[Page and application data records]
◆ ◆ ◆ ◆ ◆ ◆ ◆

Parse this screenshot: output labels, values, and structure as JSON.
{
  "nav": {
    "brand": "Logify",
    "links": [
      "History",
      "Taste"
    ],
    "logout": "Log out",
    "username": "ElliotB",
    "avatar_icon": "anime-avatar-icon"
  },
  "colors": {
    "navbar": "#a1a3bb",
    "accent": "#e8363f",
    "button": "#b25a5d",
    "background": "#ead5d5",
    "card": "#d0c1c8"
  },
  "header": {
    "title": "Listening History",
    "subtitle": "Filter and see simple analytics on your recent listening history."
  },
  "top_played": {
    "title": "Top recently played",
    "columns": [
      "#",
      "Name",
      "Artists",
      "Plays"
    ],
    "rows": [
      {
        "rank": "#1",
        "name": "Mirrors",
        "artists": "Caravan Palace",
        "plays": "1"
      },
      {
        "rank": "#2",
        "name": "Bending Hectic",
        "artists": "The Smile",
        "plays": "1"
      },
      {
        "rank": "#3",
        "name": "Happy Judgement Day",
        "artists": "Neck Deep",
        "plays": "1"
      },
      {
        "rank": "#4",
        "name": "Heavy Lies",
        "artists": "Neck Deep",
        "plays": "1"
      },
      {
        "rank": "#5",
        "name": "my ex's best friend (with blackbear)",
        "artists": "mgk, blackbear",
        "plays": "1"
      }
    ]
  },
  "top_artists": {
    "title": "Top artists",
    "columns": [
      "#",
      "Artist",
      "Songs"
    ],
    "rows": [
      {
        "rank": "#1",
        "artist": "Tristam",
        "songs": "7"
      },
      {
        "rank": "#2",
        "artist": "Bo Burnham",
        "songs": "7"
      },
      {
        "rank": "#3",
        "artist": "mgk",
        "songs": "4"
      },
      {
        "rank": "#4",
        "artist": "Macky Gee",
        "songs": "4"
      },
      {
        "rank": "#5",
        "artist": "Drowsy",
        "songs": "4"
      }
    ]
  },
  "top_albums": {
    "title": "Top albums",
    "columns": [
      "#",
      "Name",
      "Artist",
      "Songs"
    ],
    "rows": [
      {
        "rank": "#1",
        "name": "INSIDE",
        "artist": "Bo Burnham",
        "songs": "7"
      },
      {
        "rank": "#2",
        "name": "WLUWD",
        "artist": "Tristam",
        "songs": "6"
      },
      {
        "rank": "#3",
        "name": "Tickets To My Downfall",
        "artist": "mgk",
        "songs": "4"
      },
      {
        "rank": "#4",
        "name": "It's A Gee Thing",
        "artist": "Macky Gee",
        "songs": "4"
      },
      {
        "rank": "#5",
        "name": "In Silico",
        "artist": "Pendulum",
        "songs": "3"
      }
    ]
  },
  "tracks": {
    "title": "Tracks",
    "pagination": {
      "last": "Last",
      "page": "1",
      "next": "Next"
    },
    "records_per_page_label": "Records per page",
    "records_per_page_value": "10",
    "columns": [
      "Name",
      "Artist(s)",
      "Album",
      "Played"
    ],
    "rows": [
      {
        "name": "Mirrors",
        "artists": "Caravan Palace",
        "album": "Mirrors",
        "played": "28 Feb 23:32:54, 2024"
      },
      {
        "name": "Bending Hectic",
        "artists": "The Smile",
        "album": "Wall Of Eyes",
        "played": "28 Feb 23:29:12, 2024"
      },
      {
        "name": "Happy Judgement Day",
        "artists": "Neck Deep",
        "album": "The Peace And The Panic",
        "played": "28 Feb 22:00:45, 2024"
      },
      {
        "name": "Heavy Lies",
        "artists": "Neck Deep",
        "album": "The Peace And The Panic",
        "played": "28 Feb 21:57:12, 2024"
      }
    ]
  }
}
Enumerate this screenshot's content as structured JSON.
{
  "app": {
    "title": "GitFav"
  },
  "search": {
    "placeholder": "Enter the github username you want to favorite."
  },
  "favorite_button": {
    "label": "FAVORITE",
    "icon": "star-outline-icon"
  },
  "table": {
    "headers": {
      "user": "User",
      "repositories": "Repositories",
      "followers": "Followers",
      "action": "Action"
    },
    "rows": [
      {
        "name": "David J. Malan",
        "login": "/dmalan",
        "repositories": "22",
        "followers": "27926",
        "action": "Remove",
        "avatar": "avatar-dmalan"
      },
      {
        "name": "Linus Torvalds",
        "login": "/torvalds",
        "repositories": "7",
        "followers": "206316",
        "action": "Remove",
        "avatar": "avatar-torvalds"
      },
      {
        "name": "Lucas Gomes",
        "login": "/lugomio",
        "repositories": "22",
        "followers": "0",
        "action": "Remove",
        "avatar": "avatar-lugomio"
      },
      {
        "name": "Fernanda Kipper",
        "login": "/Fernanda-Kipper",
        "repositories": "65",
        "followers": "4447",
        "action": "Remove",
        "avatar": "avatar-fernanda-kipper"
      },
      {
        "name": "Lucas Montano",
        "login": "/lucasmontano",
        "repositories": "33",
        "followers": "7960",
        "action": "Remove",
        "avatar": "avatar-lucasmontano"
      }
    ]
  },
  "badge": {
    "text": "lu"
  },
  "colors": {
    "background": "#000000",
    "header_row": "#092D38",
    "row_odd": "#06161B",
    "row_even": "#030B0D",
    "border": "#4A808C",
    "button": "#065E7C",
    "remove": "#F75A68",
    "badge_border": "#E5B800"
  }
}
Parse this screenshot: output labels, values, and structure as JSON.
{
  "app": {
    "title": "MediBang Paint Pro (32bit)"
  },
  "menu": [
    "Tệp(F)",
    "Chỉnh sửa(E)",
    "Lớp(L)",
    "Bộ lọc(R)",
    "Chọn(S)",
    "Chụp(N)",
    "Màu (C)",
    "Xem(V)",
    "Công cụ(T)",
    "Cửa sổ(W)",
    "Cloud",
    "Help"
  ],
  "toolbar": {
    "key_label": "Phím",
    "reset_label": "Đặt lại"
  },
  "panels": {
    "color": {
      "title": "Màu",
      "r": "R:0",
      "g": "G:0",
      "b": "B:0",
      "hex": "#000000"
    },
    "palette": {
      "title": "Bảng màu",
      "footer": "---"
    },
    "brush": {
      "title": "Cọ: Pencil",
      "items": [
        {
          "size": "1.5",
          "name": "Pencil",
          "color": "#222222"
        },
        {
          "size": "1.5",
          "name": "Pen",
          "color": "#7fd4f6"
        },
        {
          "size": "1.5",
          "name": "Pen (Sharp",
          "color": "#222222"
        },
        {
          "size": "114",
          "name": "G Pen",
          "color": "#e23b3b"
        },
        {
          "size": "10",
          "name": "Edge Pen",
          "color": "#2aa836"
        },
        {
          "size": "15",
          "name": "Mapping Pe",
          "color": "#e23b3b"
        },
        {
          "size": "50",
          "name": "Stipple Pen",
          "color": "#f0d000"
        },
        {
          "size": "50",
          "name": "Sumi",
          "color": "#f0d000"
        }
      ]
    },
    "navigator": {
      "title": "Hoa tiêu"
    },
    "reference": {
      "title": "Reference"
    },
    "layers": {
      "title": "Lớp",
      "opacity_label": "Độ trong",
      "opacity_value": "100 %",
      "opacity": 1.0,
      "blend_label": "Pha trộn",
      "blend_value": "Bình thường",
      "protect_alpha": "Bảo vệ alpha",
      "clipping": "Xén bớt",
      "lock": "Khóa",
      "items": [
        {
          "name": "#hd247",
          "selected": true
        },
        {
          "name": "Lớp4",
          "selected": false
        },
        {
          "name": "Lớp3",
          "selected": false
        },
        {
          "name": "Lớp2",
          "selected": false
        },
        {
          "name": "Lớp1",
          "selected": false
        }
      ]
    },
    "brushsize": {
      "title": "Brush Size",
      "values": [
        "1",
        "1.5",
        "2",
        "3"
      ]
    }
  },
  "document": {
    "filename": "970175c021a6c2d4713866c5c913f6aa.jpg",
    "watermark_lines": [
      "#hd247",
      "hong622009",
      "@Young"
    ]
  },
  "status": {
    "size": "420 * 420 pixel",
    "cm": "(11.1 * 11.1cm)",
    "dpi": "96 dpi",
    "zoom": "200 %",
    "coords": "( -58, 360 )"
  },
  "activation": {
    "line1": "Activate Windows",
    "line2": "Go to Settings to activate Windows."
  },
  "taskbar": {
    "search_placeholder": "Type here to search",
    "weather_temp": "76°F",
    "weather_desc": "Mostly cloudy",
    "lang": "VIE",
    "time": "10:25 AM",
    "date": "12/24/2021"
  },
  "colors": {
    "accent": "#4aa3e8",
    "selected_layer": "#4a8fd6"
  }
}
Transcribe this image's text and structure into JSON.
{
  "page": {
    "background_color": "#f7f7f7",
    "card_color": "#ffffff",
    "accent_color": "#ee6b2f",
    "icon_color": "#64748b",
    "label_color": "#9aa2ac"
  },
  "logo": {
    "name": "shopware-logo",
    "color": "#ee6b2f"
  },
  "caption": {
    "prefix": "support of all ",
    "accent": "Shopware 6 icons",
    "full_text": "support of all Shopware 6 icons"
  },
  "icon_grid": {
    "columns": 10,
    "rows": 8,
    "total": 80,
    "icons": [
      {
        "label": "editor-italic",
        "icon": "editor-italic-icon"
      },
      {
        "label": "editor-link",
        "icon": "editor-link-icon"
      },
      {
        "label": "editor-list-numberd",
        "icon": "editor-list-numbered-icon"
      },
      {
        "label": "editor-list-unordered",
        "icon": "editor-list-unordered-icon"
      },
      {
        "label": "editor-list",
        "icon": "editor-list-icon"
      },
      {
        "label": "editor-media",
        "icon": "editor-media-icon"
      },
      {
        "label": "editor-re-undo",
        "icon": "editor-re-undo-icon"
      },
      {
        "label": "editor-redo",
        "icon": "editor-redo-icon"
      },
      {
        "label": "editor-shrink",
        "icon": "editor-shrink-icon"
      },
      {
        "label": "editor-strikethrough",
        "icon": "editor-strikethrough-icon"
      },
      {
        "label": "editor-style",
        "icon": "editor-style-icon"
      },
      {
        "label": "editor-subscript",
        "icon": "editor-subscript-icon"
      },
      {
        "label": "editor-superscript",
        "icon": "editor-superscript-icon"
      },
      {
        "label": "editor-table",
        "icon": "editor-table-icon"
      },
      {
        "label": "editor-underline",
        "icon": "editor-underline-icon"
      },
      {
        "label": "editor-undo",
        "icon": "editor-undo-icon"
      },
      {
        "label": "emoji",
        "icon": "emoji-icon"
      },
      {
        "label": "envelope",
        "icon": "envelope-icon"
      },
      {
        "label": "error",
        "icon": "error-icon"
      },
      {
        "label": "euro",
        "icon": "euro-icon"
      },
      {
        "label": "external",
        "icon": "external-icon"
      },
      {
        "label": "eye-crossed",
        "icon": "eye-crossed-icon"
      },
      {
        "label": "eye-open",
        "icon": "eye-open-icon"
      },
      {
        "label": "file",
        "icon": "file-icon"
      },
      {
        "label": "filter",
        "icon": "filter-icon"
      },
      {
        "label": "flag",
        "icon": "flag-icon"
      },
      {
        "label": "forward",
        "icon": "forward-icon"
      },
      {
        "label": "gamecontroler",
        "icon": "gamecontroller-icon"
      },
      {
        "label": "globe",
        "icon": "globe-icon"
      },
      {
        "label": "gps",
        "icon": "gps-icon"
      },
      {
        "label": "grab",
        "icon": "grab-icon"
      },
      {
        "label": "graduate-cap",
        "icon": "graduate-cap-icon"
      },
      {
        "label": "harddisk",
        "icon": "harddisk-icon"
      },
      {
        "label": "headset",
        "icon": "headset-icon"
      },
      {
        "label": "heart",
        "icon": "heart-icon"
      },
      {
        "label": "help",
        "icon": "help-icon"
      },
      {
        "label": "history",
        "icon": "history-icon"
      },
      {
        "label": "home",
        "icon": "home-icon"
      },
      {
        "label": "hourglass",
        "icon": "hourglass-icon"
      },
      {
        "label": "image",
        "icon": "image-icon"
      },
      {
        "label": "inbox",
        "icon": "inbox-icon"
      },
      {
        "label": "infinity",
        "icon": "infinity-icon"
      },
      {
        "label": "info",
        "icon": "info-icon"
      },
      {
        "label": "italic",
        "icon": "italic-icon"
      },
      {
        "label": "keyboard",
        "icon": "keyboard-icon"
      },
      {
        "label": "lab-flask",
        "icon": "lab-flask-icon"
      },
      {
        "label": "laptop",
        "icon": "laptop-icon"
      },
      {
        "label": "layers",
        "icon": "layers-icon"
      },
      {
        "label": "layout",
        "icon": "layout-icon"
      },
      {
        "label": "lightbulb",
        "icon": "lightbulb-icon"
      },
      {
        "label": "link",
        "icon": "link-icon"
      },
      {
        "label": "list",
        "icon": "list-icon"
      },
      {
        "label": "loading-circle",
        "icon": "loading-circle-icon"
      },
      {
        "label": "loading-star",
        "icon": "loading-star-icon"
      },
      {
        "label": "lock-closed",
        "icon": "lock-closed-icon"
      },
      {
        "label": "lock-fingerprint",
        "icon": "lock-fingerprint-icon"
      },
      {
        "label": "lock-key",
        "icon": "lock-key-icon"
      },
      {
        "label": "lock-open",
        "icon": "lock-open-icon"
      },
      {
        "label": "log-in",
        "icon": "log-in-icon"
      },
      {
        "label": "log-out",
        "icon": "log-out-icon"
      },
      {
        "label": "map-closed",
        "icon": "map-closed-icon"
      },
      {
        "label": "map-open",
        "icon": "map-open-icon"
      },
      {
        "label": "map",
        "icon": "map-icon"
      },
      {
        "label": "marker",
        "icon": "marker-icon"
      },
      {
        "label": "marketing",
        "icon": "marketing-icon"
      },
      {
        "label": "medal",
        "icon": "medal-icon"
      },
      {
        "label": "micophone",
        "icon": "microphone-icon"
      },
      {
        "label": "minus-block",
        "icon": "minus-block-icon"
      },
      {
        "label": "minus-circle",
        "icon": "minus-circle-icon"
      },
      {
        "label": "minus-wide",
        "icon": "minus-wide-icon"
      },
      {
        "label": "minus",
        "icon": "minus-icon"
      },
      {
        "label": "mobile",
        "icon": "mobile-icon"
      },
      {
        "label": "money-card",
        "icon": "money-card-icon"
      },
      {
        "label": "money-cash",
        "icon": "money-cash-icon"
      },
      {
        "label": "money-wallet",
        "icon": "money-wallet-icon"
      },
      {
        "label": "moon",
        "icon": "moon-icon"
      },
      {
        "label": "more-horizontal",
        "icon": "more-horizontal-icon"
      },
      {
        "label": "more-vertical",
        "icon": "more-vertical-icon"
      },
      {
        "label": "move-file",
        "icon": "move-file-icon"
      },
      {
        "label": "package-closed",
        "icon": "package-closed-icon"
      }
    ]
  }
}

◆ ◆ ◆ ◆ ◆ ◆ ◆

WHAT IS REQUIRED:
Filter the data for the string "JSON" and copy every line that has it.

WRITTEN REPLY:
Parse this screenshot: output labels, values, and structure as JSON.
Enumerate this screenshot's content as structured JSON.
Parse this screenshot: output labels, values, and structure as JSON.
Transcribe this image's text and structure into JSON.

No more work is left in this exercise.